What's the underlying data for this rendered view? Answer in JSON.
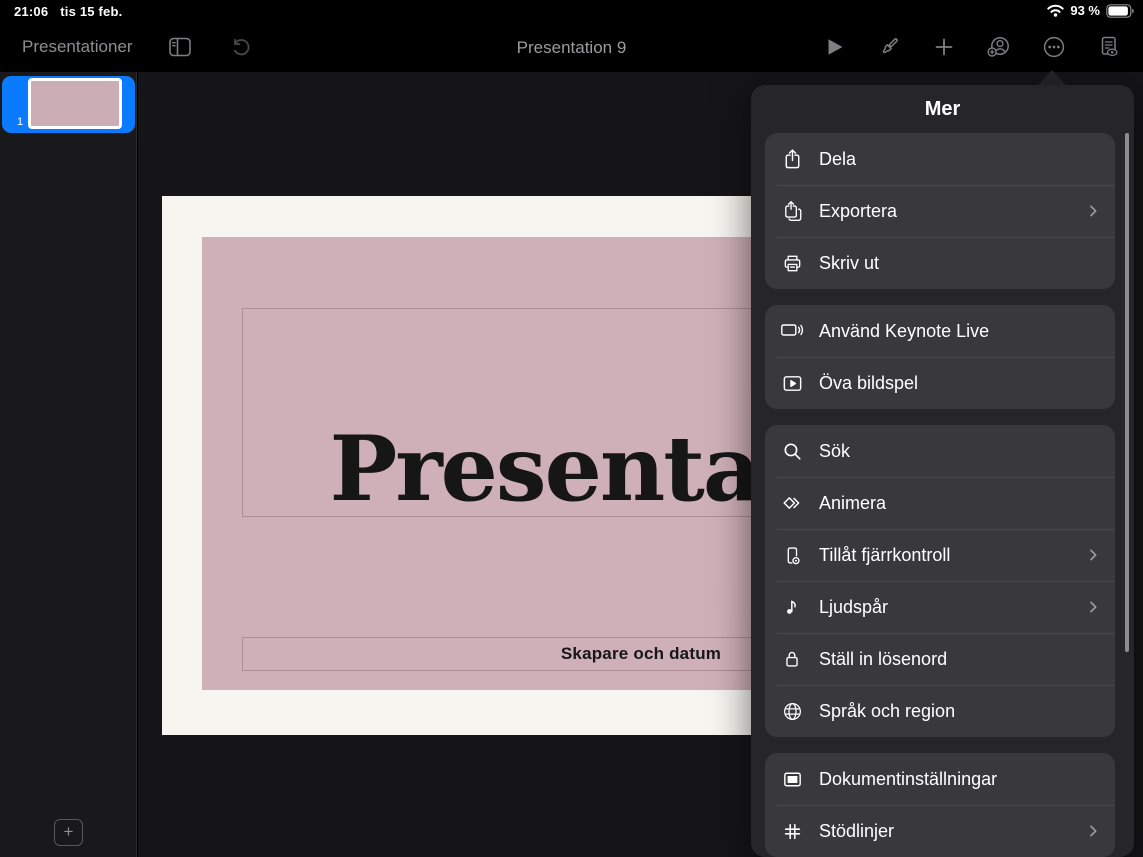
{
  "status_bar": {
    "time": "21:06",
    "date": "tis 15 feb.",
    "battery_percent": "93 %"
  },
  "toolbar": {
    "back_label": "Presentationer",
    "title": "Presentation 9"
  },
  "sidebar": {
    "slide_number": "1",
    "add_slide_label": "+"
  },
  "slide": {
    "title": "Presentation",
    "subtitle": "Skapare och datum"
  },
  "popover": {
    "title": "Mer",
    "groups": [
      {
        "items": [
          {
            "label": "Dela",
            "icon": "share-icon",
            "chevron": false
          },
          {
            "label": "Exportera",
            "icon": "export-icon",
            "chevron": true
          },
          {
            "label": "Skriv ut",
            "icon": "printer-icon",
            "chevron": false
          }
        ]
      },
      {
        "items": [
          {
            "label": "Använd Keynote Live",
            "icon": "keynote-live-icon",
            "chevron": false
          },
          {
            "label": "Öva bildspel",
            "icon": "rehearse-slideshow-icon",
            "chevron": false
          }
        ]
      },
      {
        "items": [
          {
            "label": "Sök",
            "icon": "search-icon",
            "chevron": false
          },
          {
            "label": "Animera",
            "icon": "animate-icon",
            "chevron": false
          },
          {
            "label": "Tillåt fjärrkontroll",
            "icon": "remote-control-icon",
            "chevron": true
          },
          {
            "label": "Ljudspår",
            "icon": "soundtrack-icon",
            "chevron": true
          },
          {
            "label": "Ställ in lösenord",
            "icon": "password-lock-icon",
            "chevron": false
          },
          {
            "label": "Språk och region",
            "icon": "language-region-icon",
            "chevron": false
          }
        ]
      },
      {
        "items": [
          {
            "label": "Dokumentinställningar",
            "icon": "document-settings-icon",
            "chevron": false
          },
          {
            "label": "Stödlinjer",
            "icon": "guides-icon",
            "chevron": true
          }
        ]
      }
    ]
  },
  "colors": {
    "accent_blue": "#0a7aff",
    "slide_pink": "#cfb0b8",
    "slide_cream": "#f6f5ef",
    "popover_bg": "#262628",
    "card_bg": "#39393c"
  }
}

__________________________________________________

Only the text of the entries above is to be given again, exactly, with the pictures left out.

What's the underlying data for this rendered view? Answer in JSON.
{
  "status_bar": {
    "time": "21:06",
    "date": "tis 15 feb.",
    "battery_percent": "93 %"
  },
  "toolbar": {
    "back_label": "Presentationer",
    "title": "Presentation 9"
  },
  "sidebar": {
    "slide_number": "1",
    "add_slide_label": "+"
  },
  "slide": {
    "title": "Presentation",
    "subtitle": "Skapare och datum"
  },
  "popover": {
    "title": "Mer",
    "groups": [
      {
        "items": [
          {
            "label": "Dela",
            "icon": "share-icon",
            "chevron": false
          },
          {
            "label": "Exportera",
            "icon": "export-icon",
            "chevron": true
          },
          {
            "label": "Skriv ut",
            "icon": "printer-icon",
            "chevron": false
          }
        ]
      },
      {
        "items": [
          {
            "label": "Använd Keynote Live",
            "icon": "keynote-live-icon",
            "chevron": false
          },
          {
            "label": "Öva bildspel",
            "icon": "rehearse-slideshow-icon",
            "chevron": false
          }
        ]
      },
      {
        "items": [
          {
            "label": "Sök",
            "icon": "search-icon",
            "chevron": false
          },
          {
            "label": "Animera",
            "icon": "animate-icon",
            "chevron": false
          },
          {
            "label": "Tillåt fjärrkontroll",
            "icon": "remote-control-icon",
            "chevron": true
          },
          {
            "label": "Ljudspår",
            "icon": "soundtrack-icon",
            "chevron": true
          },
          {
            "label": "Ställ in lösenord",
            "icon": "password-lock-icon",
            "chevron": false
          },
          {
            "label": "Språk och region",
            "icon": "language-region-icon",
            "chevron": false
          }
        ]
      },
      {
        "items": [
          {
            "label": "Dokumentinställningar",
            "icon": "document-settings-icon",
            "chevron": false
          },
          {
            "label": "Stödlinjer",
            "icon": "guides-icon",
            "chevron": true
          }
        ]
      }
    ]
  },
  "colors": {
    "accent_blue": "#0a7aff",
    "slide_pink": "#cfb0b8",
    "slide_cream": "#f6f5ef",
    "popover_bg": "#262628",
    "card_bg": "#39393c"
  }
}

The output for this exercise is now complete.